*** Records supplied ***

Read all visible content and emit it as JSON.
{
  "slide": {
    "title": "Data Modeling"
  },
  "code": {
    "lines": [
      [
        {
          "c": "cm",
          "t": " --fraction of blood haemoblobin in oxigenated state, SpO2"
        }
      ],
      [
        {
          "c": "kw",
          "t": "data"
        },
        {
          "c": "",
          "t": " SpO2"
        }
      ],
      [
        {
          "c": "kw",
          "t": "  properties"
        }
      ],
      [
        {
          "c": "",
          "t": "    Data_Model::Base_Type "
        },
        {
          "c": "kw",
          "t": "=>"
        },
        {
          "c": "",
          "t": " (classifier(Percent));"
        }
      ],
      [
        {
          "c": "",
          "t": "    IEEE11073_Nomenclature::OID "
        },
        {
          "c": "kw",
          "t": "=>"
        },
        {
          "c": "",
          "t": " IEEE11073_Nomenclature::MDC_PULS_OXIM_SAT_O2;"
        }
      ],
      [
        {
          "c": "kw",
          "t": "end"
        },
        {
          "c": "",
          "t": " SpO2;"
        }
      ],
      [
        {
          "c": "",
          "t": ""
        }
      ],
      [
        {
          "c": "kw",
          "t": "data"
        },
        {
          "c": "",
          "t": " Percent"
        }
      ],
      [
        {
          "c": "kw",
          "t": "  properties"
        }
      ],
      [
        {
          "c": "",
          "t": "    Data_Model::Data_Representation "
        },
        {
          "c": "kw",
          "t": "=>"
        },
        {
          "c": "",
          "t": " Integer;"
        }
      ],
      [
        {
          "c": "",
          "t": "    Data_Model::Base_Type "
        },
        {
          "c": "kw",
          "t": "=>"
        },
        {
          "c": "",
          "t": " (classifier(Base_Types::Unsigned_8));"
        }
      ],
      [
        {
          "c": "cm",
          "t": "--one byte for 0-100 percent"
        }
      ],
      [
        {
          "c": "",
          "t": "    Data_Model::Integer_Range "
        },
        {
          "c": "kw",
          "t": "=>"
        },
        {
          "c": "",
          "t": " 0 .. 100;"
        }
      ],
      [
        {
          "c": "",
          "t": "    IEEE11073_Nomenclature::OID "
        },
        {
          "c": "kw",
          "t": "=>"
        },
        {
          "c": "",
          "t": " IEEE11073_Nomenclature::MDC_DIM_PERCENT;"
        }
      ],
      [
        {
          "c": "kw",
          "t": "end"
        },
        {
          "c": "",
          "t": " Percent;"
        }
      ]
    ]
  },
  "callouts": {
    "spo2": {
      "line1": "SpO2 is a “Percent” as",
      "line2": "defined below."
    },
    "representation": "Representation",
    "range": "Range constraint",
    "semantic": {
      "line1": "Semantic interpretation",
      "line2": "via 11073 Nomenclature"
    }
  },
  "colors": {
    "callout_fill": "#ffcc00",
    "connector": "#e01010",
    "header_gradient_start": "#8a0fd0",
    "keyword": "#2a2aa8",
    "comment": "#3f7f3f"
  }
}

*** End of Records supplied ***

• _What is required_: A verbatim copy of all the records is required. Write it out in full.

• _Answer space_:
Read all visible content and emit it as JSON.
{
  "slide": {
    "title": "Data Modeling"
  },
  "code": {
    "lines": [
      [
        {
          "c": "cm",
          "t": " --fraction of blood haemoblobin in oxigenated state, SpO2"
        }
      ],
      [
        {
          "c": "kw",
          "t": "data"
        },
        {
          "c": "",
          "t": " SpO2"
        }
      ],
      [
        {
          "c": "kw",
          "t": "  properties"
        }
      ],
      [
        {
          "c": "",
          "t": "    Data_Model::Base_Type "
        },
        {
          "c": "kw",
          "t": "=>"
        },
        {
          "c": "",
          "t": " (classifier(Percent));"
        }
      ],
      [
        {
          "c": "",
          "t": "    IEEE11073_Nomenclature::OID "
        },
        {
          "c": "kw",
          "t": "=>"
        },
        {
          "c": "",
          "t": " IEEE11073_Nomenclature::MDC_PULS_OXIM_SAT_O2;"
        }
      ],
      [
        {
          "c": "kw",
          "t": "end"
        },
        {
          "c": "",
          "t": " SpO2;"
        }
      ],
      [
        {
          "c": "",
          "t": ""
        }
      ],
      [
        {
          "c": "kw",
          "t": "data"
        },
        {
          "c": "",
          "t": " Percent"
        }
      ],
      [
        {
          "c": "kw",
          "t": "  properties"
        }
      ],
      [
        {
          "c": "",
          "t": "    Data_Model::Data_Representation "
        },
        {
          "c": "kw",
          "t": "=>"
        },
        {
          "c": "",
          "t": " Integer;"
        }
      ],
      [
        {
          "c": "",
          "t": "    Data_Model::Base_Type "
        },
        {
          "c": "kw",
          "t": "=>"
        },
        {
          "c": "",
          "t": " (classifier(Base_Types::Unsigned_8));"
        }
      ],
      [
        {
          "c": "cm",
          "t": "--one byte for 0-100 percent"
        }
      ],
      [
        {
          "c": "",
          "t": "    Data_Model::Integer_Range "
        },
        {
          "c": "kw",
          "t": "=>"
        },
        {
          "c": "",
          "t": " 0 .. 100;"
        }
      ],
      [
        {
          "c": "",
          "t": "    IEEE11073_Nomenclature::OID "
        },
        {
          "c": "kw",
          "t": "=>"
        },
        {
          "c": "",
          "t": " IEEE11073_Nomenclature::MDC_DIM_PERCENT;"
        }
      ],
      [
        {
          "c": "kw",
          "t": "end"
        },
        {
          "c": "",
          "t": " Percent;"
        }
      ]
    ]
  },
  "callouts": {
    "spo2": {
      "line1": "SpO2 is a “Percent” as",
      "line2": "defined below."
    },
    "representation": "Representation",
    "range": "Range constraint",
    "semantic": {
      "line1": "Semantic interpretation",
      "line2": "via 11073 Nomenclature"
    }
  },
  "colors": {
    "callout_fill": "#ffcc00",
    "connector": "#e01010",
    "header_gradient_start": "#8a0fd0",
    "keyword": "#2a2aa8",
    "comment": "#3f7f3f"
  }
}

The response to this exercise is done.